In the answer, every entry must appear exactly as given.
(The records begins)
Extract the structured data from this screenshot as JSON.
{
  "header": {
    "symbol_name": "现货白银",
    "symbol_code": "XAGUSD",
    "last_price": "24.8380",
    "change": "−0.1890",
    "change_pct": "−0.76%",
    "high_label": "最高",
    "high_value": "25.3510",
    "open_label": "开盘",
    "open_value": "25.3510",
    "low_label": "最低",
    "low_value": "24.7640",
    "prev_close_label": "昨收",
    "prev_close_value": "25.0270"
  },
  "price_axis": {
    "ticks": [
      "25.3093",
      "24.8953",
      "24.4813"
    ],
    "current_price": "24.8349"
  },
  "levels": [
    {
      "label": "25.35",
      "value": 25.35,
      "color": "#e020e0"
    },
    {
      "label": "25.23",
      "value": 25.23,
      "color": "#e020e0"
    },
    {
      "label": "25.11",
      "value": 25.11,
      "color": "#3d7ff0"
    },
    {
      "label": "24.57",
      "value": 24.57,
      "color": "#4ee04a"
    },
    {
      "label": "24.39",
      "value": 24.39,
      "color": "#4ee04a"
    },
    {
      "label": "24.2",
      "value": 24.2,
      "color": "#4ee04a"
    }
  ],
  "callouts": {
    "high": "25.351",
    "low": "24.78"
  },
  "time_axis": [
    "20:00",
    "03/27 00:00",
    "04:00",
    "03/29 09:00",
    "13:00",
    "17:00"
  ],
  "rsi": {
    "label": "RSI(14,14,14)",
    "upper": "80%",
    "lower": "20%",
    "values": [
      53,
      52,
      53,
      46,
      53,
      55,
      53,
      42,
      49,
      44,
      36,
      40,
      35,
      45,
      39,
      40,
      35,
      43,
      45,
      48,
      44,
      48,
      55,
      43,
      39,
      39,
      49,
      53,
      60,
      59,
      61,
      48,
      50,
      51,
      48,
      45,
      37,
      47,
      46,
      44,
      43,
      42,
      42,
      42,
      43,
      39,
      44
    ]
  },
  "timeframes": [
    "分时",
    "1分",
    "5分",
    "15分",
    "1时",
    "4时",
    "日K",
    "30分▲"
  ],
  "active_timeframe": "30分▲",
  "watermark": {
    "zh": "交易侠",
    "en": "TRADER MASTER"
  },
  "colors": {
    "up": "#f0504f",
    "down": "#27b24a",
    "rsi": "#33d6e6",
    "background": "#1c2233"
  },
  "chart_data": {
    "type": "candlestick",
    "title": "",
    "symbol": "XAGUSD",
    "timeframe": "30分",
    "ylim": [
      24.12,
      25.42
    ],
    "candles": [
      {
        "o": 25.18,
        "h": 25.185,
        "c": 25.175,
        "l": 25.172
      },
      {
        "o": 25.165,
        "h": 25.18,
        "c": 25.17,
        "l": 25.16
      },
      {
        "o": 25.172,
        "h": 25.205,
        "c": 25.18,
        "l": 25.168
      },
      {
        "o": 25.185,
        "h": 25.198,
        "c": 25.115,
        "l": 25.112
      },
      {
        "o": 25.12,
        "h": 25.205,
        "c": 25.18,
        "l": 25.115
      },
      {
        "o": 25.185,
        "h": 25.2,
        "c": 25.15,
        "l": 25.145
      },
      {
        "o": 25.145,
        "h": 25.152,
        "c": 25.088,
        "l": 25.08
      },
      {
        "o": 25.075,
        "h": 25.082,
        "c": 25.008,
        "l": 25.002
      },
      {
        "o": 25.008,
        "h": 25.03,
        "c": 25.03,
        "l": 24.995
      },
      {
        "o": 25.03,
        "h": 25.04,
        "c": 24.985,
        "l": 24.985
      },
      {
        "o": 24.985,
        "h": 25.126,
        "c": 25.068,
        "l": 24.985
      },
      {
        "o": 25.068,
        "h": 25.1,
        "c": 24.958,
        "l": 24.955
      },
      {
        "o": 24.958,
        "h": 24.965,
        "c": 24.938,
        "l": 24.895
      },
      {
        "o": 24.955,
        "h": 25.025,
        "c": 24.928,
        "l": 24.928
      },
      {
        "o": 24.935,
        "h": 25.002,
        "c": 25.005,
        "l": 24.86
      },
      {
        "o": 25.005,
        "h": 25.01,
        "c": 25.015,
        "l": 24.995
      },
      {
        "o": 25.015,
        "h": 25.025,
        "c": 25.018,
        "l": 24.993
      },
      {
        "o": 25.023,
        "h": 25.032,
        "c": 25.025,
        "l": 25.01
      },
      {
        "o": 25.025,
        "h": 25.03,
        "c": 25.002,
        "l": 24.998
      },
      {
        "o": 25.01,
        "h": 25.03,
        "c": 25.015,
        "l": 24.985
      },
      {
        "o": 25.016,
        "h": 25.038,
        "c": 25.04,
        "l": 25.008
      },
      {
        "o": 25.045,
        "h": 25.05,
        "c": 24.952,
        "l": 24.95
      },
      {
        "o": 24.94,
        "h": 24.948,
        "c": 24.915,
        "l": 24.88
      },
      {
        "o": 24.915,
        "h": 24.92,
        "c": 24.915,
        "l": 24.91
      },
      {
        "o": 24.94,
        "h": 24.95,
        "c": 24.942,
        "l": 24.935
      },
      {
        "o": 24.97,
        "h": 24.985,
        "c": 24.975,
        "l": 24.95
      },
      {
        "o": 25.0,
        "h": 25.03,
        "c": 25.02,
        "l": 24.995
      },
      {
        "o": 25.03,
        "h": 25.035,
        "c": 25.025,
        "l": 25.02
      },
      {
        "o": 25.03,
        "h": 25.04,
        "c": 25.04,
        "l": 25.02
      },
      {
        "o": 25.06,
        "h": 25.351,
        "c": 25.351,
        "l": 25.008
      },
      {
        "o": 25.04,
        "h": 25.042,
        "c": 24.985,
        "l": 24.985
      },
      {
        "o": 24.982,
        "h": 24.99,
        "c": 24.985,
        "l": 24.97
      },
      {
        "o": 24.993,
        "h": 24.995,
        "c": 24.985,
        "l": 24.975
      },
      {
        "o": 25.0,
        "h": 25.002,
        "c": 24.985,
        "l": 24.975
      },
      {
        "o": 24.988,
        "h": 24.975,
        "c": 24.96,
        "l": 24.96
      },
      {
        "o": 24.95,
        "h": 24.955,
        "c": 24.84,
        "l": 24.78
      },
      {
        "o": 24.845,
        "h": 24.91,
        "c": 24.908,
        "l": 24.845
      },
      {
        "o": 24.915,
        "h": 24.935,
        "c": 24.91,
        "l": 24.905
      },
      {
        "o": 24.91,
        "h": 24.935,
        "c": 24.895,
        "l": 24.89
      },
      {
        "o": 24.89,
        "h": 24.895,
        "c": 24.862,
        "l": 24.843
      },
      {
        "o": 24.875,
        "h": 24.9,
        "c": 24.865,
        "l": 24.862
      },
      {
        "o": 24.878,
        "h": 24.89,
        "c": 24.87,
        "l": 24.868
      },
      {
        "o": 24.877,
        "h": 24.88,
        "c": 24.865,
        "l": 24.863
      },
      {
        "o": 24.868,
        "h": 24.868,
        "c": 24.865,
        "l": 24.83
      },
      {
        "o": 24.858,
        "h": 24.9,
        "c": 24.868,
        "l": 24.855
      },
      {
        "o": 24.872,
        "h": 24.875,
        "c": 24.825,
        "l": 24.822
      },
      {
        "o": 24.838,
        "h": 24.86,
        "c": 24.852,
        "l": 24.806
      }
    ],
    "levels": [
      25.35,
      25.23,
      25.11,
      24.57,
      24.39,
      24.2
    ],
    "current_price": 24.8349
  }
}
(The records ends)
Exercise solution
Extract the structured data from this screenshot as JSON.
{
  "header": {
    "symbol_name": "现货白银",
    "symbol_code": "XAGUSD",
    "last_price": "24.8380",
    "change": "−0.1890",
    "change_pct": "−0.76%",
    "high_label": "最高",
    "high_value": "25.3510",
    "open_label": "开盘",
    "open_value": "25.3510",
    "low_label": "最低",
    "low_value": "24.7640",
    "prev_close_label": "昨收",
    "prev_close_value": "25.0270"
  },
  "price_axis": {
    "ticks": [
      "25.3093",
      "24.8953",
      "24.4813"
    ],
    "current_price": "24.8349"
  },
  "levels": [
    {
      "label": "25.35",
      "value": 25.35,
      "color": "#e020e0"
    },
    {
      "label": "25.23",
      "value": 25.23,
      "color": "#e020e0"
    },
    {
      "label": "25.11",
      "value": 25.11,
      "color": "#3d7ff0"
    },
    {
      "label": "24.57",
      "value": 24.57,
      "color": "#4ee04a"
    },
    {
      "label": "24.39",
      "value": 24.39,
      "color": "#4ee04a"
    },
    {
      "label": "24.2",
      "value": 24.2,
      "color": "#4ee04a"
    }
  ],
  "callouts": {
    "high": "25.351",
    "low": "24.78"
  },
  "time_axis": [
    "20:00",
    "03/27 00:00",
    "04:00",
    "03/29 09:00",
    "13:00",
    "17:00"
  ],
  "rsi": {
    "label": "RSI(14,14,14)",
    "upper": "80%",
    "lower": "20%",
    "values": [
      53,
      52,
      53,
      46,
      53,
      55,
      53,
      42,
      49,
      44,
      36,
      40,
      35,
      45,
      39,
      40,
      35,
      43,
      45,
      48,
      44,
      48,
      55,
      43,
      39,
      39,
      49,
      53,
      60,
      59,
      61,
      48,
      50,
      51,
      48,
      45,
      37,
      47,
      46,
      44,
      43,
      42,
      42,
      42,
      43,
      39,
      44
    ]
  },
  "timeframes": [
    "分时",
    "1分",
    "5分",
    "15分",
    "1时",
    "4时",
    "日K",
    "30分▲"
  ],
  "active_timeframe": "30分▲",
  "watermark": {
    "zh": "交易侠",
    "en": "TRADER MASTER"
  },
  "colors": {
    "up": "#f0504f",
    "down": "#27b24a",
    "rsi": "#33d6e6",
    "background": "#1c2233"
  },
  "chart_data": {
    "type": "candlestick",
    "title": "",
    "symbol": "XAGUSD",
    "timeframe": "30分",
    "ylim": [
      24.12,
      25.42
    ],
    "candles": [
      {
        "o": 25.18,
        "h": 25.185,
        "c": 25.175,
        "l": 25.172
      },
      {
        "o": 25.165,
        "h": 25.18,
        "c": 25.17,
        "l": 25.16
      },
      {
        "o": 25.172,
        "h": 25.205,
        "c": 25.18,
        "l": 25.168
      },
      {
        "o": 25.185,
        "h": 25.198,
        "c": 25.115,
        "l": 25.112
      },
      {
        "o": 25.12,
        "h": 25.205,
        "c": 25.18,
        "l": 25.115
      },
      {
        "o": 25.185,
        "h": 25.2,
        "c": 25.15,
        "l": 25.145
      },
      {
        "o": 25.145,
        "h": 25.152,
        "c": 25.088,
        "l": 25.08
      },
      {
        "o": 25.075,
        "h": 25.082,
        "c": 25.008,
        "l": 25.002
      },
      {
        "o": 25.008,
        "h": 25.03,
        "c": 25.03,
        "l": 24.995
      },
      {
        "o": 25.03,
        "h": 25.04,
        "c": 24.985,
        "l": 24.985
      },
      {
        "o": 24.985,
        "h": 25.126,
        "c": 25.068,
        "l": 24.985
      },
      {
        "o": 25.068,
        "h": 25.1,
        "c": 24.958,
        "l": 24.955
      },
      {
        "o": 24.958,
        "h": 24.965,
        "c": 24.938,
        "l": 24.895
      },
      {
        "o": 24.955,
        "h": 25.025,
        "c": 24.928,
        "l": 24.928
      },
      {
        "o": 24.935,
        "h": 25.002,
        "c": 25.005,
        "l": 24.86
      },
      {
        "o": 25.005,
        "h": 25.01,
        "c": 25.015,
        "l": 24.995
      },
      {
        "o": 25.015,
        "h": 25.025,
        "c": 25.018,
        "l": 24.993
      },
      {
        "o": 25.023,
        "h": 25.032,
        "c": 25.025,
        "l": 25.01
      },
      {
        "o": 25.025,
        "h": 25.03,
        "c": 25.002,
        "l": 24.998
      },
      {
        "o": 25.01,
        "h": 25.03,
        "c": 25.015,
        "l": 24.985
      },
      {
        "o": 25.016,
        "h": 25.038,
        "c": 25.04,
        "l": 25.008
      },
      {
        "o": 25.045,
        "h": 25.05,
        "c": 24.952,
        "l": 24.95
      },
      {
        "o": 24.94,
        "h": 24.948,
        "c": 24.915,
        "l": 24.88
      },
      {
        "o": 24.915,
        "h": 24.92,
        "c": 24.915,
        "l": 24.91
      },
      {
        "o": 24.94,
        "h": 24.95,
        "c": 24.942,
        "l": 24.935
      },
      {
        "o": 24.97,
        "h": 24.985,
        "c": 24.975,
        "l": 24.95
      },
      {
        "o": 25.0,
        "h": 25.03,
        "c": 25.02,
        "l": 24.995
      },
      {
        "o": 25.03,
        "h": 25.035,
        "c": 25.025,
        "l": 25.02
      },
      {
        "o": 25.03,
        "h": 25.04,
        "c": 25.04,
        "l": 25.02
      },
      {
        "o": 25.06,
        "h": 25.351,
        "c": 25.351,
        "l": 25.008
      },
      {
        "o": 25.04,
        "h": 25.042,
        "c": 24.985,
        "l": 24.985
      },
      {
        "o": 24.982,
        "h": 24.99,
        "c": 24.985,
        "l": 24.97
      },
      {
        "o": 24.993,
        "h": 24.995,
        "c": 24.985,
        "l": 24.975
      },
      {
        "o": 25.0,
        "h": 25.002,
        "c": 24.985,
        "l": 24.975
      },
      {
        "o": 24.988,
        "h": 24.975,
        "c": 24.96,
        "l": 24.96
      },
      {
        "o": 24.95,
        "h": 24.955,
        "c": 24.84,
        "l": 24.78
      },
      {
        "o": 24.845,
        "h": 24.91,
        "c": 24.908,
        "l": 24.845
      },
      {
        "o": 24.915,
        "h": 24.935,
        "c": 24.91,
        "l": 24.905
      },
      {
        "o": 24.91,
        "h": 24.935,
        "c": 24.895,
        "l": 24.89
      },
      {
        "o": 24.89,
        "h": 24.895,
        "c": 24.862,
        "l": 24.843
      },
      {
        "o": 24.875,
        "h": 24.9,
        "c": 24.865,
        "l": 24.862
      },
      {
        "o": 24.878,
        "h": 24.89,
        "c": 24.87,
        "l": 24.868
      },
      {
        "o": 24.877,
        "h": 24.88,
        "c": 24.865,
        "l": 24.863
      },
      {
        "o": 24.868,
        "h": 24.868,
        "c": 24.865,
        "l": 24.83
      },
      {
        "o": 24.858,
        "h": 24.9,
        "c": 24.868,
        "l": 24.855
      },
      {
        "o": 24.872,
        "h": 24.875,
        "c": 24.825,
        "l": 24.822
      },
      {
        "o": 24.838,
        "h": 24.86,
        "c": 24.852,
        "l": 24.806
      }
    ],
    "levels": [
      25.35,
      25.23,
      25.11,
      24.57,
      24.39,
      24.2
    ],
    "current_price": 24.8349
  }
}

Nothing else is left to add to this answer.